Adjustments are an important part of traditional orthodontic treatment, but they can be a little painful. No adjustments are needed with Invisalign. Your aligner trays gradually change the position of your teeth, ensuring that your orthodontic experience is much more comfortable. You also won't have to worry about cuts to your mouth or tongue due to loose brace wires.
Frowning doesn't have to be your default facial expression
Because your Invisalign trays are transparent, you'll never feel that you have to hide your teeth during your treatment. Trays are created from digital images, impressions, and X-rays of your teeth to ensure that they fit snugly. They won't interfere with your speech or attract attention to your smile. In fact, your friends may not even realize that you're straightening your teeth.
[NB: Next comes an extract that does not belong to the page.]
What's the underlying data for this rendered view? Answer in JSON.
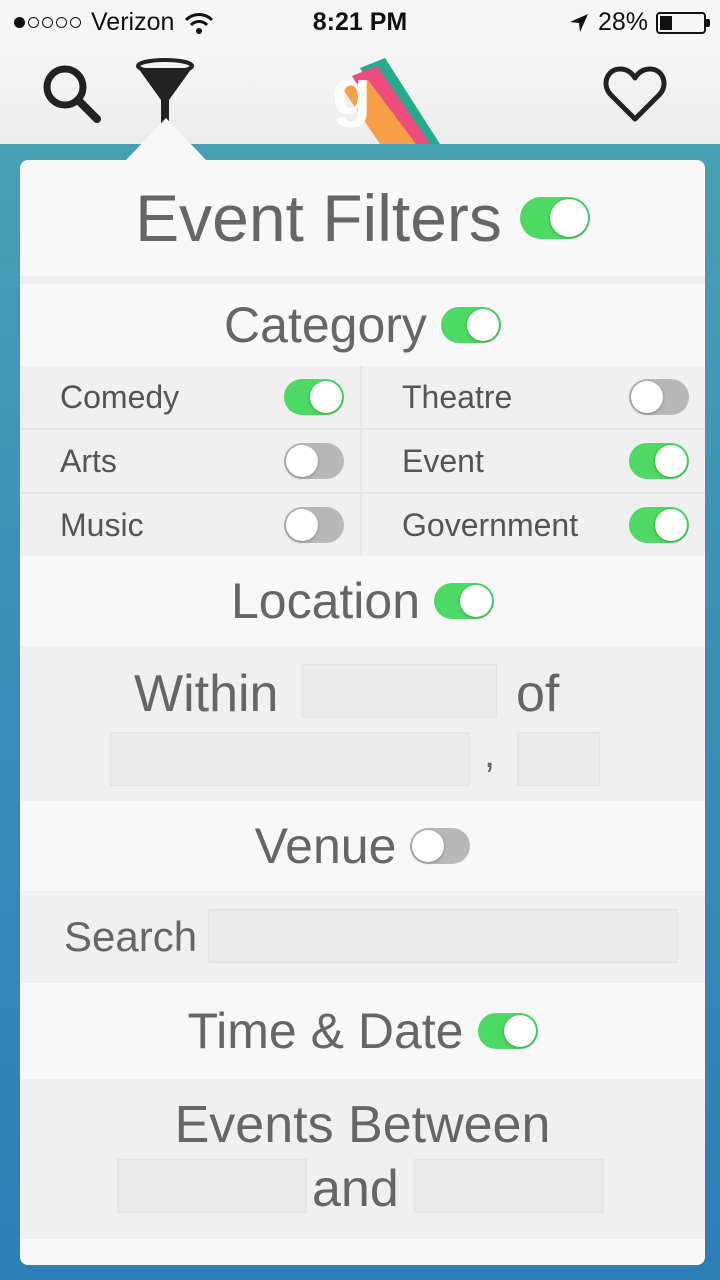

Aligner trays make eating and oral hygiene easy
Popcorn, gum, sticky foods, and hard raw vegetables are among the foods you'd have to avoid if you chose traditional braces. All of those foods can damage wires or get stuck in wires and brackets. Fortunately, you don't have to stay away from your favorite foods when you wear Invisalign aligner trays. You'll take out the trays when you eat or drink anything other than water and can continue to eat anything you want. Your oral hygiene routine won't change either, as you'll also remove your trays before you brush and floss.
Are you ready to improve your smile with Invisalign? Call our Kirkland, WA, dentist, Dr. Pak, at (425) 893-9500 to schedule an appointment.
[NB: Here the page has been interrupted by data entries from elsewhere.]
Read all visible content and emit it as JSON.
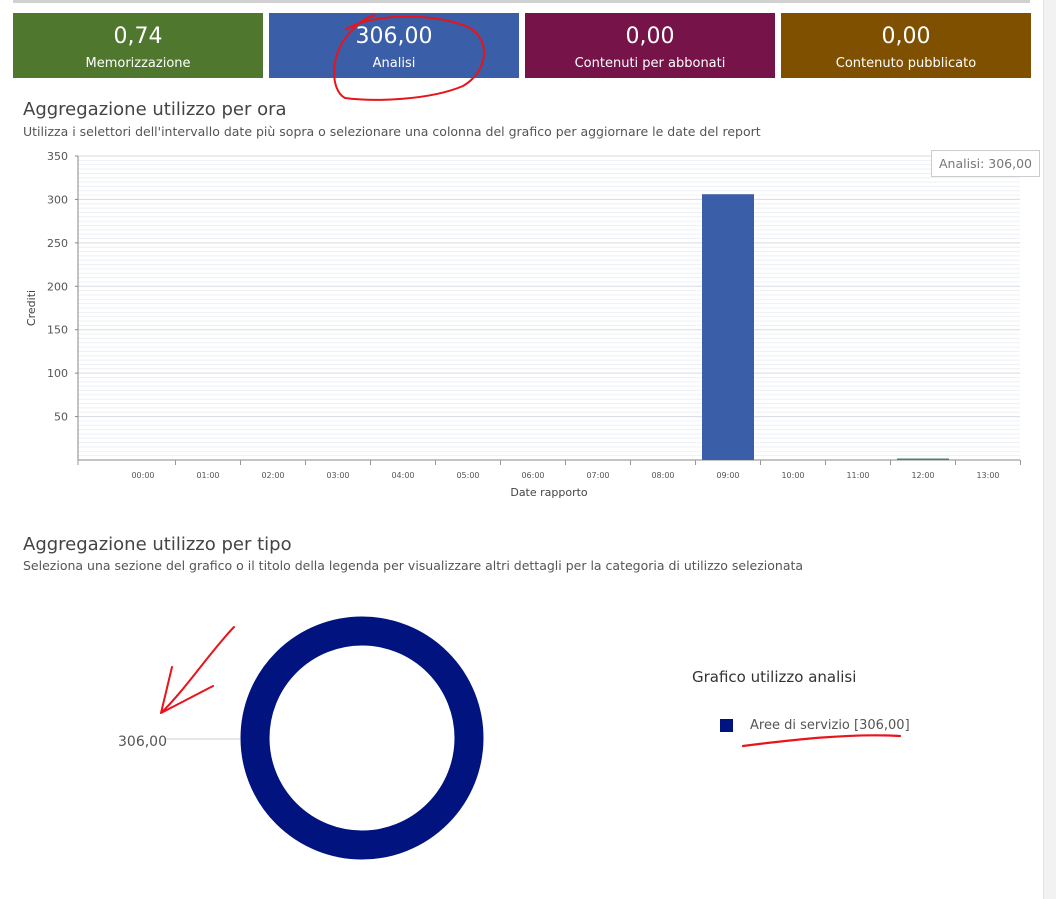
{
  "tiles": [
    {
      "value": "0,74",
      "label": "Memorizzazione",
      "color": "#4f772d"
    },
    {
      "value": "306,00",
      "label": "Analisi",
      "color": "#3a5ea8"
    },
    {
      "value": "0,00",
      "label": "Contenuti per abbonati",
      "color": "#761449"
    },
    {
      "value": "0,00",
      "label": "Contenuto pubblicato",
      "color": "#7f5000"
    }
  ],
  "hourly": {
    "title": "Aggregazione utilizzo per ora",
    "subtitle": "Utilizza i selettori dell'intervallo date più sopra o selezionare una colonna del grafico per aggiornare le date del report",
    "tooltip": "Analisi: 306,00"
  },
  "by_type": {
    "title": "Aggregazione utilizzo per tipo",
    "subtitle": "Seleziona una sezione del grafico o il titolo della legenda per visualizzare altri dettagli per la categoria di utilizzo selezionata",
    "donut_label": "306,00",
    "legend_title": "Grafico utilizzo analisi",
    "legend_item": "Aree di servizio [306,00]"
  },
  "colors": {
    "bar": "#3a5ea8",
    "donut": "#00137f",
    "annotation": "#e8141b"
  },
  "chart_data": [
    {
      "type": "bar",
      "title": "",
      "xlabel": "Date rapporto",
      "ylabel": "Crediti",
      "ylim": [
        0,
        350
      ],
      "yticks": [
        50,
        100,
        150,
        200,
        250,
        300,
        350
      ],
      "grid": true,
      "categories": [
        "00:00",
        "01:00",
        "02:00",
        "03:00",
        "04:00",
        "05:00",
        "06:00",
        "07:00",
        "08:00",
        "09:00",
        "10:00",
        "11:00",
        "12:00",
        "13:00"
      ],
      "series": [
        {
          "values": [
            0,
            0,
            0,
            0,
            0,
            0,
            0,
            0,
            0,
            306,
            0,
            0,
            0.74,
            0
          ]
        }
      ]
    },
    {
      "type": "pie",
      "title": "Grafico utilizzo analisi",
      "labels": [
        "Aree di servizio"
      ],
      "values": [
        306
      ]
    }
  ]
}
Dental cleanings are an important part of regular dental office visits. Performed by a dental hygienist or dentist, cleanings serve two purposes: to remove bacterial plaque and calculus (hardened deposits of plaque) from tooth surfaces missed during daily brushing and flossing; and to remove stains that can dull your smile.
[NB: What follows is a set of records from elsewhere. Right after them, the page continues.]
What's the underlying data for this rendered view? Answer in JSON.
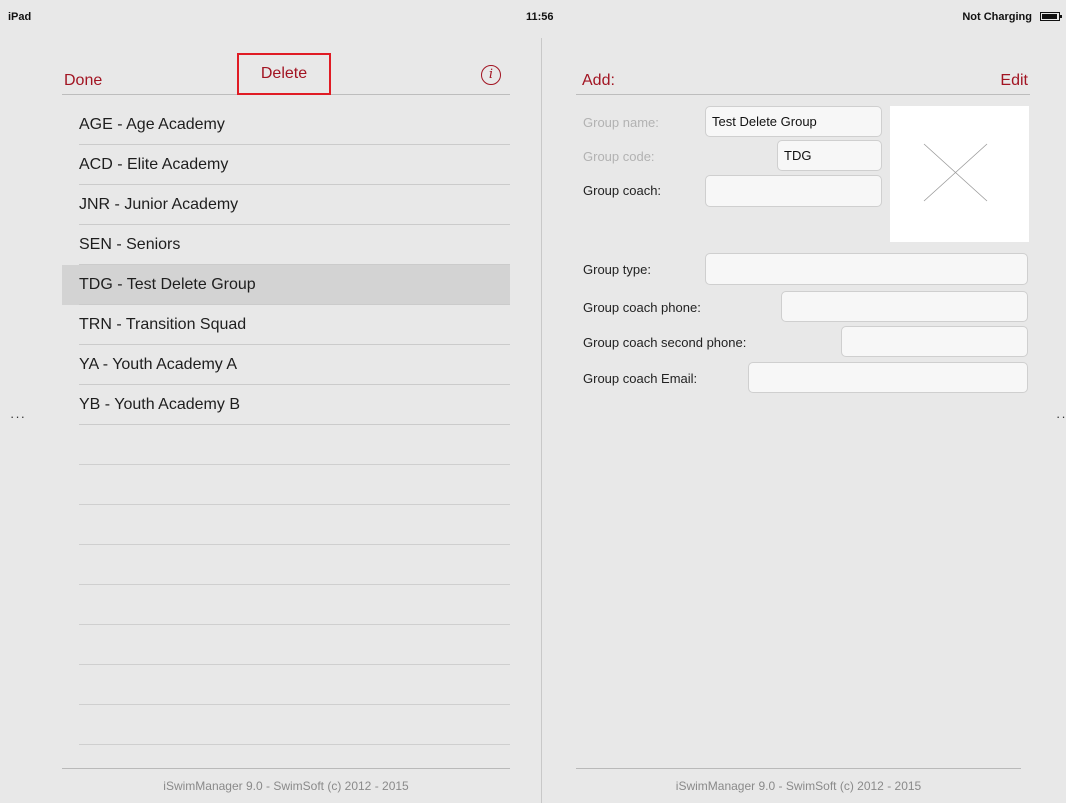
{
  "status": {
    "device": "iPad",
    "time": "11:56",
    "charging": "Not Charging"
  },
  "left": {
    "toolbar": {
      "done_label": "Done",
      "delete_label": "Delete"
    },
    "groups": [
      "AGE - Age Academy",
      "ACD - Elite Academy",
      "JNR - Junior Academy",
      "SEN - Seniors",
      "TDG - Test Delete Group",
      "TRN - Transition Squad",
      "YA - Youth Academy A",
      "YB - Youth Academy B"
    ],
    "selected_group": "TDG - Test Delete Group",
    "footer": "iSwimManager 9.0 - SwimSoft (c) 2012 - 2015"
  },
  "right": {
    "toolbar": {
      "add_label": "Add:",
      "edit_label": "Edit"
    },
    "form": {
      "group_name_label": "Group name:",
      "group_name_value": "Test Delete Group",
      "group_code_label": "Group code:",
      "group_code_value": "TDG",
      "group_coach_label": "Group coach:",
      "group_coach_value": "",
      "group_type_label": "Group type:",
      "group_type_value": "",
      "coach_phone_label": "Group coach phone:",
      "coach_phone_value": "",
      "coach_second_phone_label": "Group coach second phone:",
      "coach_second_phone_value": "",
      "coach_email_label": "Group coach Email:",
      "coach_email_value": ""
    },
    "footer": "iSwimManager 9.0 - SwimSoft (c) 2012 - 2015"
  },
  "colors": {
    "accent": "#a21422",
    "highlight_border": "#e01b24",
    "background": "#e8e8e8",
    "selected_row": "#d3d3d3"
  },
  "icons": {
    "info": "info-circle-icon",
    "battery": "battery-icon",
    "photo_placeholder": "image-placeholder-icon"
  }
}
There are different degrees of cleaning, including root planing that removes plaque and calculus deep below the gum line, usually for patients affected by periodontal (gum) disease. For patients in good oral health, the basic cleaning approach is known as prophylaxis, a term derived from the Greek for guarding or preventing beforehand. The techniques used in a prophylaxis remove both “coronal” (tooth surfaces visible above the gum line) plaque and staining, providing both therapeutic and cosmetic benefits.
A typical prophylaxis includes a procedure known as scaling. Hygienists use special instruments known as scalers to remove plaque and calculus by hand, or an ultrasonic device that vibrates plaque loose and is flushed away with water. The procedure removes that rough coating you often feel as you rub your tongue against your teeth, leaving the tooth surfaces feeling smooth.
Tooth polishing is a subsequent procedure to scaling that also removes plaque and surface stains. Polishing is carried out with a motorized instrument with a rubber cup in which a polishing (or “prophy”) paste is contained. The hygienist moves the rapidly rotating cup filled with the paste over the tooth surface to remove plaque and stains. The end result is a highly smooth surface and a much shinier appearance.
People with dental insurance plans are often concerned tooth polishing may be viewed strictly as a cosmetic procedure, and thus not fully qualify for benefits. This should not be the case if coded properly: tooth polishing is part of the overall prophylaxis to remove plaque and staining. The primary purpose is therapeutic and preventive; the cosmetic effect is a by-product. Most dental plans will cover one or two prophylaxes (scaling and tooth polishing) a year, but there are variations so individuals should check their plans.
If you would like more information on dental cleaning, please contact us or schedule an appointment for a consultation. You can also learn more about this topic by reading the Dear Doctor magazine article “Tooth Polishing.”